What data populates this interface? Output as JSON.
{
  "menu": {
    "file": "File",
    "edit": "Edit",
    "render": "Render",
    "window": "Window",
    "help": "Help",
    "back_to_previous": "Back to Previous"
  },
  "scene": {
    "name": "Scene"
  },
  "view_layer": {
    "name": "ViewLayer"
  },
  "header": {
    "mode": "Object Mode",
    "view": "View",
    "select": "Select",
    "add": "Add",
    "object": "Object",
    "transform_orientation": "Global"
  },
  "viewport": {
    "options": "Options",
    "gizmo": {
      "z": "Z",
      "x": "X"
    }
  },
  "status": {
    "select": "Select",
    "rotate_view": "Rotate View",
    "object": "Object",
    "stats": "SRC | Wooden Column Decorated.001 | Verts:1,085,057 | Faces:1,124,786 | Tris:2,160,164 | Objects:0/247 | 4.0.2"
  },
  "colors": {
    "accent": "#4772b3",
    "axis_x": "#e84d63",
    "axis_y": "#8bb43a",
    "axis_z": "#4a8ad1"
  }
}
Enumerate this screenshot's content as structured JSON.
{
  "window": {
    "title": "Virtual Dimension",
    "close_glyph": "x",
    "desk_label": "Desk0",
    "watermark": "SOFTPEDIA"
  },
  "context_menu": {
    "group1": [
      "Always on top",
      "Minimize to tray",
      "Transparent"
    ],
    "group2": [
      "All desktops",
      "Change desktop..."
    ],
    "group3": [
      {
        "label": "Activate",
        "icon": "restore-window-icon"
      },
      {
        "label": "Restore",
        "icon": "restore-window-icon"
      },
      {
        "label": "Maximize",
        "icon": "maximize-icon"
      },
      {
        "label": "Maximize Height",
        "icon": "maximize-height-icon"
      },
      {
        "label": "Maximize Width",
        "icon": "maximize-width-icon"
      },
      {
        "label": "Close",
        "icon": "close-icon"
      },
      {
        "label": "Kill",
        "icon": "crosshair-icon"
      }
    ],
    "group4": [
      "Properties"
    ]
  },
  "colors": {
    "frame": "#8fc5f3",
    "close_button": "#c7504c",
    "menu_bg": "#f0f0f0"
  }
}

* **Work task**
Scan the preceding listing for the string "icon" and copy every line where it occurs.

* **Response area**
        "icon": "restore-window-icon"
        "icon": "restore-window-icon"
        "icon": "maximize-icon"
        "icon": "maximize-height-icon"
        "icon": "maximize-width-icon"
        "icon": "close-icon"
        "icon": "crosshair-icon"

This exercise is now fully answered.